(Records supplied)

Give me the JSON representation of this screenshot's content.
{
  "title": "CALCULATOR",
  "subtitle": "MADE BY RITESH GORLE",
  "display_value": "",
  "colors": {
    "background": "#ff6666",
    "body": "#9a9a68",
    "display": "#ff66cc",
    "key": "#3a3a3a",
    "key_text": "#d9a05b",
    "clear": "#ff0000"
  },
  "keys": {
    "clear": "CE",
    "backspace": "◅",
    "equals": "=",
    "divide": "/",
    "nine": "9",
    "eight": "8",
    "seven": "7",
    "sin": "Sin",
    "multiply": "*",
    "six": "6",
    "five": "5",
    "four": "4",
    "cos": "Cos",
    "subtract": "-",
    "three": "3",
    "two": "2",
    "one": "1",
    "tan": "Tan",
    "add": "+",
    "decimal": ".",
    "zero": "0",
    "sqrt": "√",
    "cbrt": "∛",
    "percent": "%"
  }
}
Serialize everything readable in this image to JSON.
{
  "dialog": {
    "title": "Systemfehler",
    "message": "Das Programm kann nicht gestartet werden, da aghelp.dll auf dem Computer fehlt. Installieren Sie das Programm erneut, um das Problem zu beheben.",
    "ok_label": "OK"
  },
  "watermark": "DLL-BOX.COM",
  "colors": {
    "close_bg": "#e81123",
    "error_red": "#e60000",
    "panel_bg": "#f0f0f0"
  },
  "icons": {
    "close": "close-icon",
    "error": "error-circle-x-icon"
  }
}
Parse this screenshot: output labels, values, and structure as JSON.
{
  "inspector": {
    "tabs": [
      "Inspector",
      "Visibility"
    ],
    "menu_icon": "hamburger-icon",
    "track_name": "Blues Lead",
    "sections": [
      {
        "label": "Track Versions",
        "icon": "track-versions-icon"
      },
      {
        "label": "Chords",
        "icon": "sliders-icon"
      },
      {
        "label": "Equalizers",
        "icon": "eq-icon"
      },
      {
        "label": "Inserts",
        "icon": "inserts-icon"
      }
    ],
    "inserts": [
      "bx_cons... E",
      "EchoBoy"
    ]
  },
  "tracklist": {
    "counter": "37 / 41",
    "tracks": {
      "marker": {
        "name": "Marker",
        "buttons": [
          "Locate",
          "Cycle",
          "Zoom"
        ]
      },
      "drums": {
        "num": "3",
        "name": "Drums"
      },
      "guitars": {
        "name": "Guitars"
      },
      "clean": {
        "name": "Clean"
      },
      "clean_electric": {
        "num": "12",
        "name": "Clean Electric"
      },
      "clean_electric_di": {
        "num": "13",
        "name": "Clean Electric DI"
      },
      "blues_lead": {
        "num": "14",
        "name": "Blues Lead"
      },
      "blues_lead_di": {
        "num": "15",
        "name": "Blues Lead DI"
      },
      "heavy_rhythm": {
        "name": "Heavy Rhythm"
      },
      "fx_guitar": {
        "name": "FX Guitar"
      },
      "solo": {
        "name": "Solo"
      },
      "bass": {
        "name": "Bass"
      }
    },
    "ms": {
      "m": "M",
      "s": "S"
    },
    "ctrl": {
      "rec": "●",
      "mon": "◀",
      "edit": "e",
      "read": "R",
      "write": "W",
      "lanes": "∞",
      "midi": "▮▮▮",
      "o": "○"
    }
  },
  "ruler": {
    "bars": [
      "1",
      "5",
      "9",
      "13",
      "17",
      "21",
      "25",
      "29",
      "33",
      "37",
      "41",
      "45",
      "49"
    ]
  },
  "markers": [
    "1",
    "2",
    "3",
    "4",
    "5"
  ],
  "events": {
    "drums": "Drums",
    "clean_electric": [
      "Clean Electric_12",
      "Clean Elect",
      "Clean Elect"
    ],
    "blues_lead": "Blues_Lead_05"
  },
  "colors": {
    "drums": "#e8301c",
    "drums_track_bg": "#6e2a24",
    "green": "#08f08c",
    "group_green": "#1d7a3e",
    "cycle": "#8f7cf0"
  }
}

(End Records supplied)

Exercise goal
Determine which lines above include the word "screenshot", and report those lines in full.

Exercise answer
Give me the JSON representation of this screenshot's content.
Parse this screenshot: output labels, values, and structure as JSON.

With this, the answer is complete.